"I think they enhance the music, they're statements in themselves which is what they're meant to be. I see MTV sometimes, and I cringe at some of the videos. I mean out of 10 videos, 9 and a half of them have women in them on the cars (sarcastic chuckle), it's quite amusing. But I think if you see a U2 video, it actually jumps off the screen because it's four members of the band, no effects. We see ourselves as having a cinematic sound, like a big band.

We go on to talk about the latest album, War. I ask him about the change of sound, how it seems to be more straightforward, especially the drumming. I ask him if they might be trying to simplify things, get down to basics in order to develop different things about their music.

"I see what you're saying. I think the drumming has always been pretty simple, I don't think it needs to be flashy. For War I use a click track, something I haven't used before, it's a way of keeping time in my headphones. When I listened to the music in time with the click track I knew I had to bring it down to the real basics. Hopefully for the next LP it will be more complicated, I'll move on. I think of it as a musical progression for myself because I learned a lot recording this album, just about my own style and that's what I wanted to do. I think there is a definite style on War where there isn't on the previous albums.

He answered my question perfectly. We went on to talk about where the band's sound might go in the future. The band has been experimenting with synthesizers -- as on the flip side of "A Celebration," a song entitled "Trash, Trampoline and the Party Girl," (which they happened to do that night) -- but Larry said that with the present trend of keyboard sound they were more likely to stay with piano and head towards the left into brass.

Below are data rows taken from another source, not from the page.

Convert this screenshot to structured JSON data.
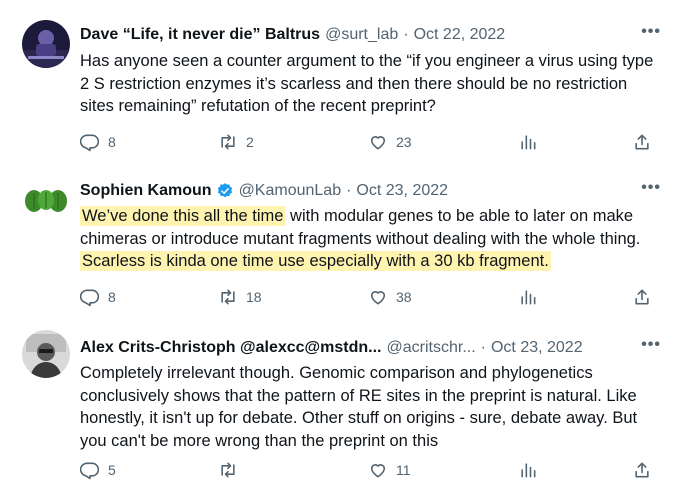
{
  "tweets": [
    {
      "name": "Dave “Life, it never die” Baltrus",
      "handle": "@surt_lab",
      "dot": "·",
      "date": "Oct 22, 2022",
      "more": "•••",
      "text": "Has anyone seen a counter argument to the “if you engineer a virus using type 2 S restriction enzymes it’s scarless and then there should be no restriction sites remaining” refutation of the recent preprint?",
      "replies": "8",
      "retweets": "2",
      "likes": "23"
    },
    {
      "name": "Sophien Kamoun",
      "handle": "@KamounLab",
      "dot": "·",
      "date": "Oct 23, 2022",
      "more": "•••",
      "text_hl1": "We’ve done this all the time",
      "text_mid": " with modular genes to be able to later on make chimeras or introduce mutant fragments without dealing with the whole thing. ",
      "text_hl2": "Scarless is kinda one time use especially with a 30 kb fragment.",
      "replies": "8",
      "retweets": "18",
      "likes": "38"
    },
    {
      "name": "Alex Crits-Christoph @alexcc@mstdn...",
      "handle": "@acritschr...",
      "dot": "·",
      "date": "Oct 23, 2022",
      "more": "•••",
      "text": "Completely irrelevant though. Genomic comparison and phylogenetics conclusively shows that the pattern of RE sites in the preprint is natural. Like honestly, it isn't up for debate. Other stuff on origins - sure, debate away. But you can't be more wrong than the preprint on this",
      "replies": "5",
      "retweets": "",
      "likes": "11"
    }
  ],
  "colors": {
    "text": "#0f1419",
    "secondary": "#536471",
    "verified": "#1d9bf0",
    "highlight": "#fff3b0"
  },
  "icons": [
    "reply-icon",
    "retweet-icon",
    "like-icon",
    "views-icon",
    "share-icon",
    "verified-badge-icon",
    "more-icon"
  ]
}
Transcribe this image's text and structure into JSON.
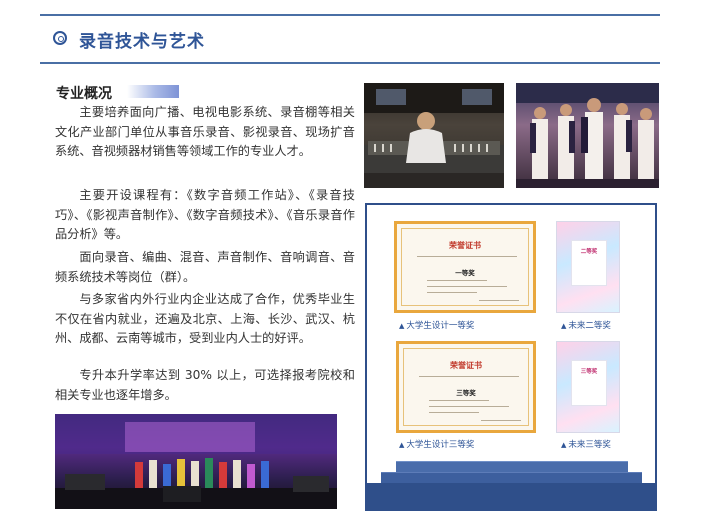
{
  "header": {
    "title": "录音技术与艺术",
    "icon": "target-circle-icon",
    "accent": "#2f5597"
  },
  "section": {
    "heading": "专业概况"
  },
  "paragraphs": [
    "主要培养面向广播、电视电影系统、录音棚等相关文化产业部门单位从事音乐录音、影视录音、现场扩音系统、音视频器材销售等领域工作的专业人才。",
    "主要开设课程有：《数字音频工作站》、《录音技巧》、《影视声音制作》、《数字音频技术》、《音乐录音作品分析》等。",
    "面向录音、编曲、混音、声音制作、音响调音、音频系统技术等岗位（群）。",
    "与多家省内外行业内企业达成了合作，优秀毕业生不仅在省内就业，还遍及北京、上海、长沙、武汉、杭州、成都、云南等城市，受到业内人士的好评。",
    "专升本升学率达到 30% 以上，可选择报考院校和相关专业也逐年增多。"
  ],
  "awards": {
    "cert1": {
      "title": "荣誉证书",
      "rank": "一等奖",
      "caption": "大学生设计一等奖"
    },
    "poster1": {
      "rank": "二等奖",
      "caption": "未来二等奖"
    },
    "cert2": {
      "title": "荣誉证书",
      "rank": "三等奖",
      "caption": "大学生设计三等奖"
    },
    "poster2": {
      "rank": "三等奖",
      "caption": "未来三等奖"
    }
  }
}
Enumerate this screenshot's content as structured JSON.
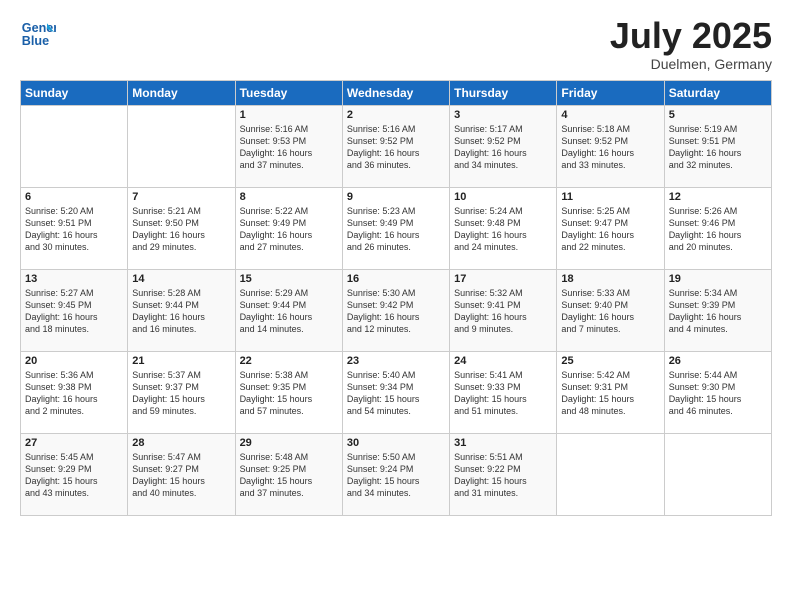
{
  "logo": {
    "line1": "General",
    "line2": "Blue"
  },
  "title": "July 2025",
  "location": "Duelmen, Germany",
  "days_of_week": [
    "Sunday",
    "Monday",
    "Tuesday",
    "Wednesday",
    "Thursday",
    "Friday",
    "Saturday"
  ],
  "weeks": [
    [
      {
        "day": "",
        "content": ""
      },
      {
        "day": "",
        "content": ""
      },
      {
        "day": "1",
        "content": "Sunrise: 5:16 AM\nSunset: 9:53 PM\nDaylight: 16 hours\nand 37 minutes."
      },
      {
        "day": "2",
        "content": "Sunrise: 5:16 AM\nSunset: 9:52 PM\nDaylight: 16 hours\nand 36 minutes."
      },
      {
        "day": "3",
        "content": "Sunrise: 5:17 AM\nSunset: 9:52 PM\nDaylight: 16 hours\nand 34 minutes."
      },
      {
        "day": "4",
        "content": "Sunrise: 5:18 AM\nSunset: 9:52 PM\nDaylight: 16 hours\nand 33 minutes."
      },
      {
        "day": "5",
        "content": "Sunrise: 5:19 AM\nSunset: 9:51 PM\nDaylight: 16 hours\nand 32 minutes."
      }
    ],
    [
      {
        "day": "6",
        "content": "Sunrise: 5:20 AM\nSunset: 9:51 PM\nDaylight: 16 hours\nand 30 minutes."
      },
      {
        "day": "7",
        "content": "Sunrise: 5:21 AM\nSunset: 9:50 PM\nDaylight: 16 hours\nand 29 minutes."
      },
      {
        "day": "8",
        "content": "Sunrise: 5:22 AM\nSunset: 9:49 PM\nDaylight: 16 hours\nand 27 minutes."
      },
      {
        "day": "9",
        "content": "Sunrise: 5:23 AM\nSunset: 9:49 PM\nDaylight: 16 hours\nand 26 minutes."
      },
      {
        "day": "10",
        "content": "Sunrise: 5:24 AM\nSunset: 9:48 PM\nDaylight: 16 hours\nand 24 minutes."
      },
      {
        "day": "11",
        "content": "Sunrise: 5:25 AM\nSunset: 9:47 PM\nDaylight: 16 hours\nand 22 minutes."
      },
      {
        "day": "12",
        "content": "Sunrise: 5:26 AM\nSunset: 9:46 PM\nDaylight: 16 hours\nand 20 minutes."
      }
    ],
    [
      {
        "day": "13",
        "content": "Sunrise: 5:27 AM\nSunset: 9:45 PM\nDaylight: 16 hours\nand 18 minutes."
      },
      {
        "day": "14",
        "content": "Sunrise: 5:28 AM\nSunset: 9:44 PM\nDaylight: 16 hours\nand 16 minutes."
      },
      {
        "day": "15",
        "content": "Sunrise: 5:29 AM\nSunset: 9:44 PM\nDaylight: 16 hours\nand 14 minutes."
      },
      {
        "day": "16",
        "content": "Sunrise: 5:30 AM\nSunset: 9:42 PM\nDaylight: 16 hours\nand 12 minutes."
      },
      {
        "day": "17",
        "content": "Sunrise: 5:32 AM\nSunset: 9:41 PM\nDaylight: 16 hours\nand 9 minutes."
      },
      {
        "day": "18",
        "content": "Sunrise: 5:33 AM\nSunset: 9:40 PM\nDaylight: 16 hours\nand 7 minutes."
      },
      {
        "day": "19",
        "content": "Sunrise: 5:34 AM\nSunset: 9:39 PM\nDaylight: 16 hours\nand 4 minutes."
      }
    ],
    [
      {
        "day": "20",
        "content": "Sunrise: 5:36 AM\nSunset: 9:38 PM\nDaylight: 16 hours\nand 2 minutes."
      },
      {
        "day": "21",
        "content": "Sunrise: 5:37 AM\nSunset: 9:37 PM\nDaylight: 15 hours\nand 59 minutes."
      },
      {
        "day": "22",
        "content": "Sunrise: 5:38 AM\nSunset: 9:35 PM\nDaylight: 15 hours\nand 57 minutes."
      },
      {
        "day": "23",
        "content": "Sunrise: 5:40 AM\nSunset: 9:34 PM\nDaylight: 15 hours\nand 54 minutes."
      },
      {
        "day": "24",
        "content": "Sunrise: 5:41 AM\nSunset: 9:33 PM\nDaylight: 15 hours\nand 51 minutes."
      },
      {
        "day": "25",
        "content": "Sunrise: 5:42 AM\nSunset: 9:31 PM\nDaylight: 15 hours\nand 48 minutes."
      },
      {
        "day": "26",
        "content": "Sunrise: 5:44 AM\nSunset: 9:30 PM\nDaylight: 15 hours\nand 46 minutes."
      }
    ],
    [
      {
        "day": "27",
        "content": "Sunrise: 5:45 AM\nSunset: 9:29 PM\nDaylight: 15 hours\nand 43 minutes."
      },
      {
        "day": "28",
        "content": "Sunrise: 5:47 AM\nSunset: 9:27 PM\nDaylight: 15 hours\nand 40 minutes."
      },
      {
        "day": "29",
        "content": "Sunrise: 5:48 AM\nSunset: 9:25 PM\nDaylight: 15 hours\nand 37 minutes."
      },
      {
        "day": "30",
        "content": "Sunrise: 5:50 AM\nSunset: 9:24 PM\nDaylight: 15 hours\nand 34 minutes."
      },
      {
        "day": "31",
        "content": "Sunrise: 5:51 AM\nSunset: 9:22 PM\nDaylight: 15 hours\nand 31 minutes."
      },
      {
        "day": "",
        "content": ""
      },
      {
        "day": "",
        "content": ""
      }
    ]
  ]
}
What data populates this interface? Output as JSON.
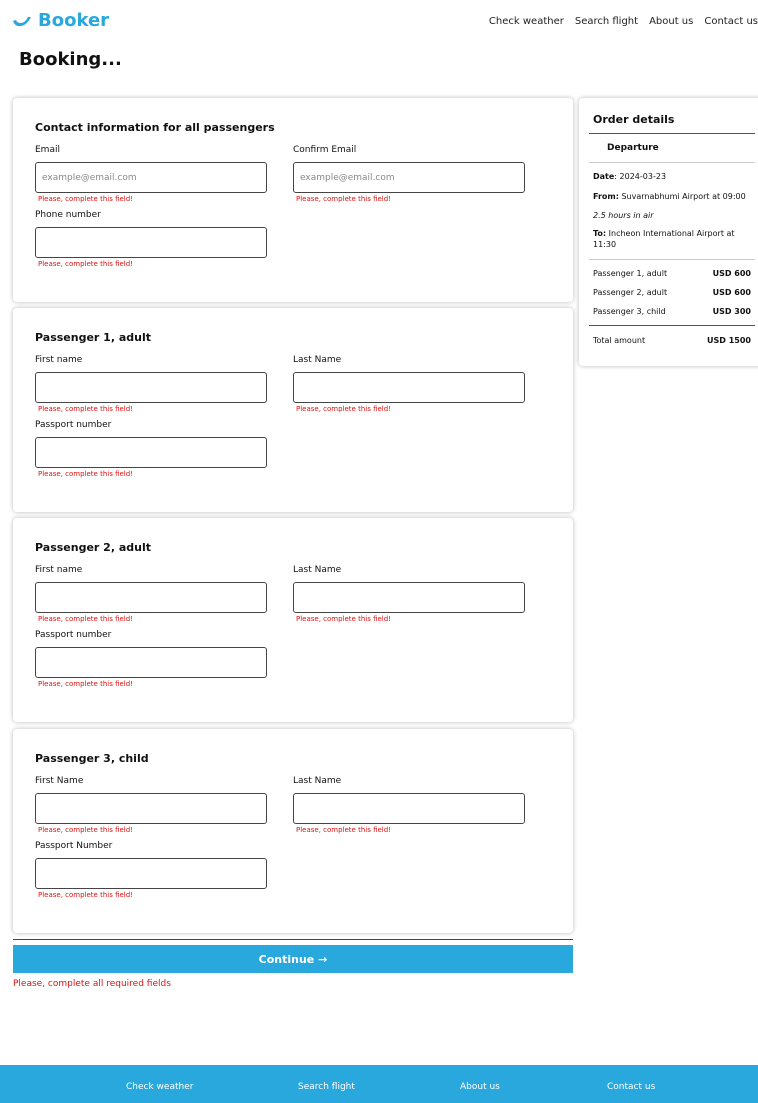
{
  "header": {
    "logo": "Booker",
    "nav": [
      "Check weather",
      "Search flight",
      "About us",
      "Contact us"
    ]
  },
  "page_title": "Booking...",
  "contact": {
    "title": "Contact information for all passengers",
    "email_label": "Email",
    "email_placeholder": "example@email.com",
    "confirm_label": "Confirm Email",
    "confirm_placeholder": "example@email.com",
    "phone_label": "Phone number",
    "error": "Please, complete this field!"
  },
  "passengers": [
    {
      "title": "Passenger 1, adult",
      "first_label": "First name",
      "last_label": "Last Name",
      "passport_label": "Passport number",
      "error": "Please, complete this field!"
    },
    {
      "title": "Passenger 2, adult",
      "first_label": "First name",
      "last_label": "Last Name",
      "passport_label": "Passport number",
      "error": "Please, complete this field!"
    },
    {
      "title": "Passenger 3, child",
      "first_label": "First Name",
      "last_label": "Last Name",
      "passport_label": "Passport Number",
      "error": "Please, complete this field!"
    }
  ],
  "continue_label": "Continue →",
  "global_error": "Please, complete all required fields",
  "order": {
    "title": "Order details",
    "departure": "Departure",
    "date_label": "Date",
    "date_value": ": 2024-03-23",
    "from_label": "From:",
    "from_value": " Suvarnabhumi Airport at 09:00",
    "duration": "2.5 hours in air",
    "to_label": "To:",
    "to_value": " Incheon International Airport at 11:30",
    "items": [
      {
        "label": "Passenger 1, adult",
        "amount": "USD 600"
      },
      {
        "label": "Passenger 2, adult",
        "amount": "USD 600"
      },
      {
        "label": "Passenger 3, child",
        "amount": "USD 300"
      }
    ],
    "total_label": "Total amount",
    "total_amount": "USD 1500"
  },
  "footer": [
    "Check weather",
    "Search flight",
    "About us",
    "Contact us"
  ],
  "colors": {
    "brand": "#29a8dd",
    "error": "#dd1111"
  }
}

The show that night indeed proved to be dynamically U2. But I just couldn't keep from flashing back to that night when things were so much more intimate. It seemed to me that now the barriers were on my side, walls of people that only know how to push instead of dance. Yet in spite of this "hip" crowd their show was that glimpse of magic missing from most other shows.

For the first time Adam the bass player sang backup. Bono was his gallant self. His tenor charm was up to par, especially during his improvisational moments. The Edge laid down his dreamy ethereal guitar lines while Larry and Adam kept them grounded for a balanced sound. It was a powerful performance that filled me with that oh-so-familiar joy. And I knew I was still thankful for U2.